Duke Humfrey's Library

From Wikipedia, the free encyclopedia
Jump to navigation Jump to search

Library interior

Duke Humfrey's Library is the oldest reading room in the Bodleian Library at the University of Oxford. It is named after Humphrey of Lancaster, 1st Duke of Gloucester, who donated 281 books after his death in 1447. Sections of the libraries were restored and expanded in the 16th and 17th centuries, including the addition of a second storey, an east wing and a west wing. The library currently functions as a reading room.

History[edit]

Engraving of Arts End, Duke Humfrey's Library

Duke Humfrey's Library is named after Humphrey of Lancaster, 1st Duke of Gloucester, a younger son of Henry IV of England. He was a connoisseur of literature and commissioned translations of classical works from Greek into Latin. When he died in 1447, he donated his collection of 281 books to the University. This was considered a generous donation as at the time the university only had 20 books. All classes at that time were taught via oral lectures; books were handwritten and were only for the wealthy.

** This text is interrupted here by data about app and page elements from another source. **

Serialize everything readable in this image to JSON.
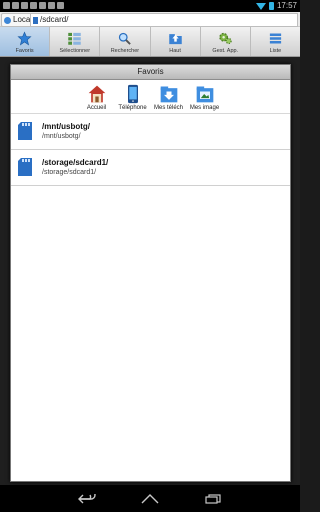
{
  "status": {
    "time": "17:57"
  },
  "address": {
    "location_label": "Local",
    "path": "/sdcard/"
  },
  "toolbar": {
    "items": [
      {
        "label": "Favoris",
        "icon": "star-icon"
      },
      {
        "label": "Sélectionner",
        "icon": "select-grid-icon"
      },
      {
        "label": "Rechercher",
        "icon": "search-icon"
      },
      {
        "label": "Haut",
        "icon": "up-folder-icon"
      },
      {
        "label": "Gest. App.",
        "icon": "gears-icon"
      },
      {
        "label": "Liste",
        "icon": "list-icon"
      }
    ]
  },
  "dialog": {
    "title": "Favoris",
    "quick": [
      {
        "label": "Accueil",
        "icon": "home-icon"
      },
      {
        "label": "Téléphone",
        "icon": "phone-icon"
      },
      {
        "label": "Mes téléch",
        "icon": "downloads-folder-icon"
      },
      {
        "label": "Mes image",
        "icon": "images-folder-icon"
      }
    ],
    "favorites": [
      {
        "title": "/mnt/usbotg/",
        "path": "/mnt/usbotg/"
      },
      {
        "title": "/storage/sdcard1/",
        "path": "/storage/sdcard1/"
      }
    ]
  },
  "colors": {
    "accent": "#33b5e5",
    "toolbar_active": "#9ebfe0"
  }
}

The library was constructed as a second storey to the Divinity School between 1450 and 1480 in order to house the collection.[1] In 1550, during the Reformation, the King's Commissioners despoiled the library in order to destroy the vestiges of Roman Catholicism in the country. The books were probably burnt, and in 1556 the furniture was removed by the university. Today, only three of Humfrey's original books remain in the library.[2]

The Library was refitted and restored from 1598 by Sir Thomas Bodley and between 1610 and 1612, the east wing (now the Arts End) was added. The west wing (now the Selden End) was built 20 years later. The books in the oldest part are in housed in oak bookcases at right angles to the walls, with integral desks. The ceiling consists of panels painted with the arms of the university.[3] Up until the opening of the new Weston Library in 2015, Duke Humfrey's Library functioned as a reading room for maps, music and pre-1641 rare books; it now serves as an additional reading room for users of the library.[4]

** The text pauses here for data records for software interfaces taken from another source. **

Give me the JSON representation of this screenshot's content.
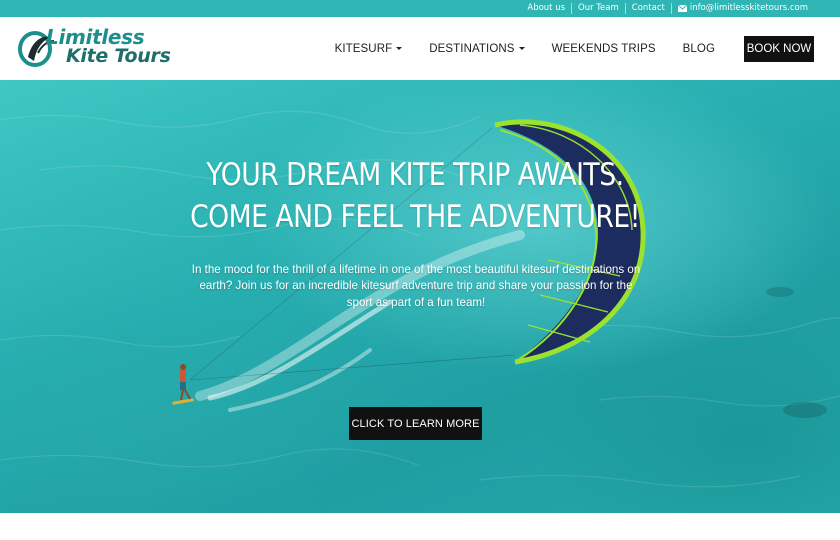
{
  "topbar": {
    "links": [
      "About us",
      "Our Team",
      "Contact"
    ],
    "email": "info@limitlesskitetours.com"
  },
  "logo": {
    "line1": "Limitless",
    "line2": "Kite Tours"
  },
  "nav": {
    "items": [
      {
        "label": "KITESURF",
        "has_dropdown": true
      },
      {
        "label": "DESTINATIONS",
        "has_dropdown": true
      },
      {
        "label": "WEEKENDS TRIPS",
        "has_dropdown": false
      },
      {
        "label": "BLOG",
        "has_dropdown": false
      }
    ],
    "book_label": "BOOK NOW"
  },
  "hero": {
    "title_line1": "YOUR DREAM KITE TRIP AWAITS.",
    "title_line2": "COME AND FEEL THE ADVENTURE!",
    "subtitle": "In the mood for the thrill of a lifetime in one of the most beautiful kitesurf destinations on earth? Join us for an incredible kitesurf adventure trip and share your passion for the sport as part of a fun team!",
    "cta_label": "CLICK TO LEARN MORE"
  },
  "colors": {
    "accent": "#2fb5b4",
    "logo_teal": "#1a8f8c",
    "button_dark": "#111111",
    "kite_navy": "#1d2c5e",
    "kite_green": "#9be22f"
  },
  "icons": {
    "email": "envelope-icon",
    "dropdown": "caret-down-icon"
  }
}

Collections[edit]

The Library consists of the original medieval section (1487), the Arts End (1612), and the Selden End (1637). It houses collections of maps,[5] music, Western manuscripts, and theology and art materials. It is the main reading room for researchers of codicology, bibliography and local history, as well as it containing the University Archives and the Conservative Party Archive.

Layout[edit]

The Library is on the first floor and forms an H-shape with the later parts as the uprights. The Arts End is above the Proscholium and is attached at two corners to the Old Schools Quadrangle. The medieval section is above the Divinity School and Selden End (named after John Selden a benefactor of the library) is above the Convocation House.

A drawing of the medieval section with the Divinity School below in isolation is used as the emblem of the Bodleian Library.

Culture[edit]

Duke Humfrey's Library was used as the Hogwarts Library in the Harry Potter films.[6]

References[edit]

  1. ^ Summit, Jennifer (2008). Memory's Library: Medieval Books in Early Modern England. University of Chicago Press. p. 52. ISBN 978-0-226-78172-3.
  2. ^ "Duke Humfrey's Library at the Old Bodleian Library". Atlas Obscura. Retrieved 7 December 2019.
  3. ^ Alden's Oxford Guide, Oxford: Alden & Co., 1958; p. 18
  4. ^ "Bodleian Old Library". www.bodleian.ox.ac.uk. Retrieved 31 January 2022.
  5. ^ "Bodleian maps move to Duke Humfrey's Library". The Conveyor. 6 October 2010. Retrieved 7 December 2019.
  6. ^ "Filming & photography". Bodleian Libraries.

External links[edit]

Coordinates: 51°45′14″N 1°15′18″W / 51.7540°N 1.2549°W / 51.7540; -1.2549